REQUIREMENT ▸
Check each line of the material for the string "selected", then give only how many lines have it.
+---+
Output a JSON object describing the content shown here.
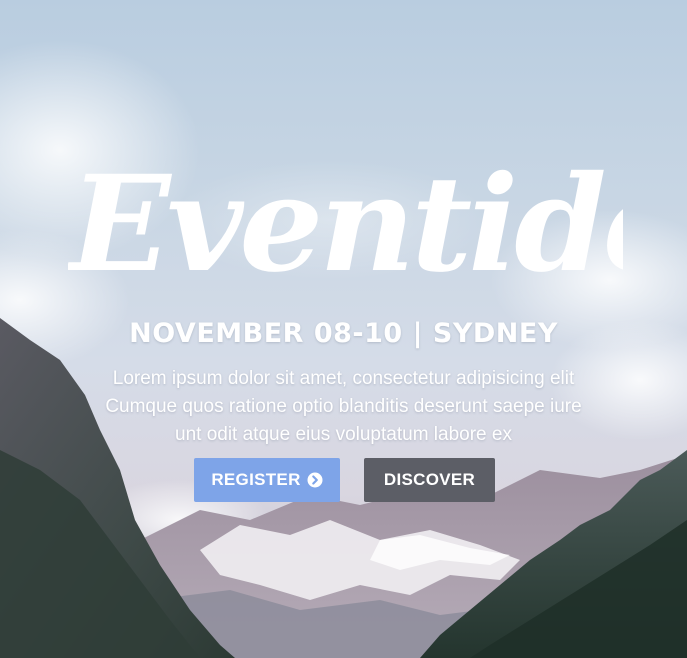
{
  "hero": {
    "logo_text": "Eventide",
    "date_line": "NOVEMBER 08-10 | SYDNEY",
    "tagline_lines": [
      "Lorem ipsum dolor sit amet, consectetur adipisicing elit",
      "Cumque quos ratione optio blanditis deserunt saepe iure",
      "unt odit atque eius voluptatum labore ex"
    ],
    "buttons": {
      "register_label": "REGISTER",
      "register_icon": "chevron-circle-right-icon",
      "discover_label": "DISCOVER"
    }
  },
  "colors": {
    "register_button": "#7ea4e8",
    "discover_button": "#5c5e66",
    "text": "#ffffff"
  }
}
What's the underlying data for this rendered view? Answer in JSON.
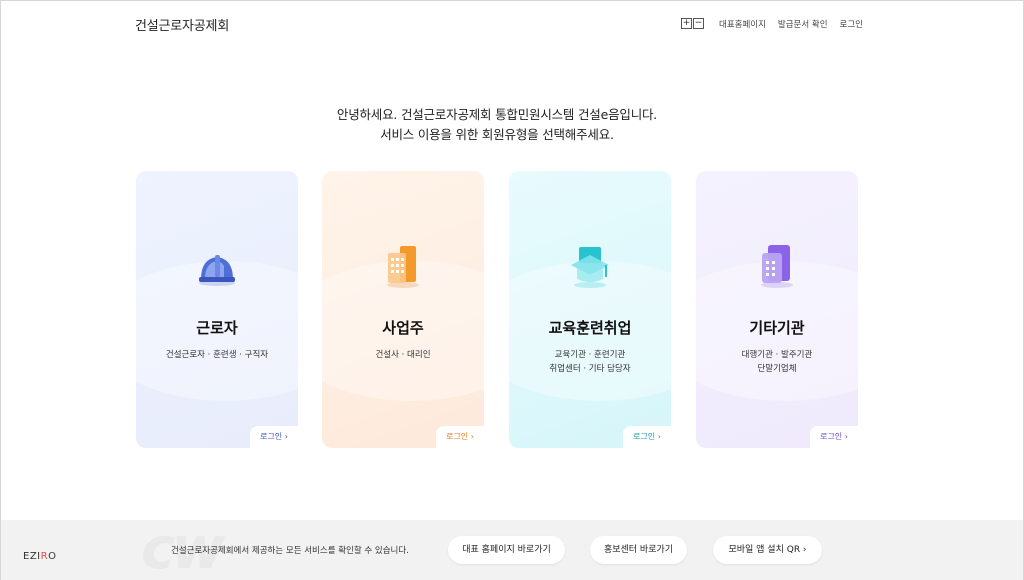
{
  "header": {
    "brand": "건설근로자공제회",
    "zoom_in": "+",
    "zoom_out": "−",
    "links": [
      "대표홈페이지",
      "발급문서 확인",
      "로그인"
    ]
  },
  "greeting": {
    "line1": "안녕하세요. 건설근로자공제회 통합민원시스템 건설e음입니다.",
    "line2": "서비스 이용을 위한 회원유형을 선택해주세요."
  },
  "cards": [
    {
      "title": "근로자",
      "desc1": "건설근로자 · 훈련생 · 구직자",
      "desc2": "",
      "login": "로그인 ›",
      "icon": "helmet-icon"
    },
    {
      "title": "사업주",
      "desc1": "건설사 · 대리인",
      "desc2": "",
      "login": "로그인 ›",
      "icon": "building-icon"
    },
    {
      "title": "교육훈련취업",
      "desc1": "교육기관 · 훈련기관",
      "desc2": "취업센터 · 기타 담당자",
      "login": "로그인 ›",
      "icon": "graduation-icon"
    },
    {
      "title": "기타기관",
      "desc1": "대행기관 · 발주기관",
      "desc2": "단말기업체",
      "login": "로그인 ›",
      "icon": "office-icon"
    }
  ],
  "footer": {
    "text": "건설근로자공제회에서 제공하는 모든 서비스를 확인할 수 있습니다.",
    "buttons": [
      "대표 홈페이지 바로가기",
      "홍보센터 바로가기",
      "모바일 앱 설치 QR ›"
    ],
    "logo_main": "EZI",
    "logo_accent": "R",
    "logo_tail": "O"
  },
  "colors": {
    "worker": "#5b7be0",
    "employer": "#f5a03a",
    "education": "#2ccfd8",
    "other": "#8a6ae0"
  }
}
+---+
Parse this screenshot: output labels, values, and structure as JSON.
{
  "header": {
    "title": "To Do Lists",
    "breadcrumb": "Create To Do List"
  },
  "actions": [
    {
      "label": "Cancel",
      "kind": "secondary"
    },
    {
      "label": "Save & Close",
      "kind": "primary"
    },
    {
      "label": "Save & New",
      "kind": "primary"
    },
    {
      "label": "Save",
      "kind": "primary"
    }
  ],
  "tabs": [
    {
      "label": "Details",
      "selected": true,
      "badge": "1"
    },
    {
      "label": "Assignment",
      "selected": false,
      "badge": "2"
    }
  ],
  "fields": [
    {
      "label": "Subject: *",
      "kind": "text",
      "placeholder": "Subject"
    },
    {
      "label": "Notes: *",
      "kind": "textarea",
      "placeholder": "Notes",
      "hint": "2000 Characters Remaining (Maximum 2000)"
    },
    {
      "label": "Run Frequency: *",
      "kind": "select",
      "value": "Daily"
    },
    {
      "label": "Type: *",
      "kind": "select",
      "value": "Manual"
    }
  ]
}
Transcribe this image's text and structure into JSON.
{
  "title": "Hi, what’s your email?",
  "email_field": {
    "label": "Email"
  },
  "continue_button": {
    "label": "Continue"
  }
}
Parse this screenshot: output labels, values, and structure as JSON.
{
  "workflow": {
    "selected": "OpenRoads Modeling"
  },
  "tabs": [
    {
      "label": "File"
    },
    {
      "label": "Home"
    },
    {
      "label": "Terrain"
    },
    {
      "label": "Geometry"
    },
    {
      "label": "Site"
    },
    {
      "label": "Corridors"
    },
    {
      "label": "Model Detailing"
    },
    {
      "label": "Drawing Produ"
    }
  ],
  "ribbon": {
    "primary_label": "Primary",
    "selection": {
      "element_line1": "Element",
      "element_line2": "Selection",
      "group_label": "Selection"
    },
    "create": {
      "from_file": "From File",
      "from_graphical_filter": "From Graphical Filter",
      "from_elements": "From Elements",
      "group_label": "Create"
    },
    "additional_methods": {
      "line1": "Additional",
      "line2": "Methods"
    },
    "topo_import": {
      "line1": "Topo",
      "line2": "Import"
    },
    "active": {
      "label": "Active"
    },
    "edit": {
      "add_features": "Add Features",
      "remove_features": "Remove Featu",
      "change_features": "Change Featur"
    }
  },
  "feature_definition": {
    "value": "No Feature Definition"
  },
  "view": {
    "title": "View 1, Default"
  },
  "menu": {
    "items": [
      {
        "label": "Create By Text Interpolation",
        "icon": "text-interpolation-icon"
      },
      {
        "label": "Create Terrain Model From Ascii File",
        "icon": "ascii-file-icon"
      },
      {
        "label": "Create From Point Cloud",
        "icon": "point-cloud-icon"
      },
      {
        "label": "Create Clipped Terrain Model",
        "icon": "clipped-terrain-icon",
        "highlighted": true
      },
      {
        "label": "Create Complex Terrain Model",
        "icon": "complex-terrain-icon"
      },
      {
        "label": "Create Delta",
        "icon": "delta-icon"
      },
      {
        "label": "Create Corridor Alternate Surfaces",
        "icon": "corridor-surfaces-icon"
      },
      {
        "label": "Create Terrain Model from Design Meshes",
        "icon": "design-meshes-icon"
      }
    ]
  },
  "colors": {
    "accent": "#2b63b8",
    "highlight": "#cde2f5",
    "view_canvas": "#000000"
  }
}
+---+
WRITTEN REPLY ▸
3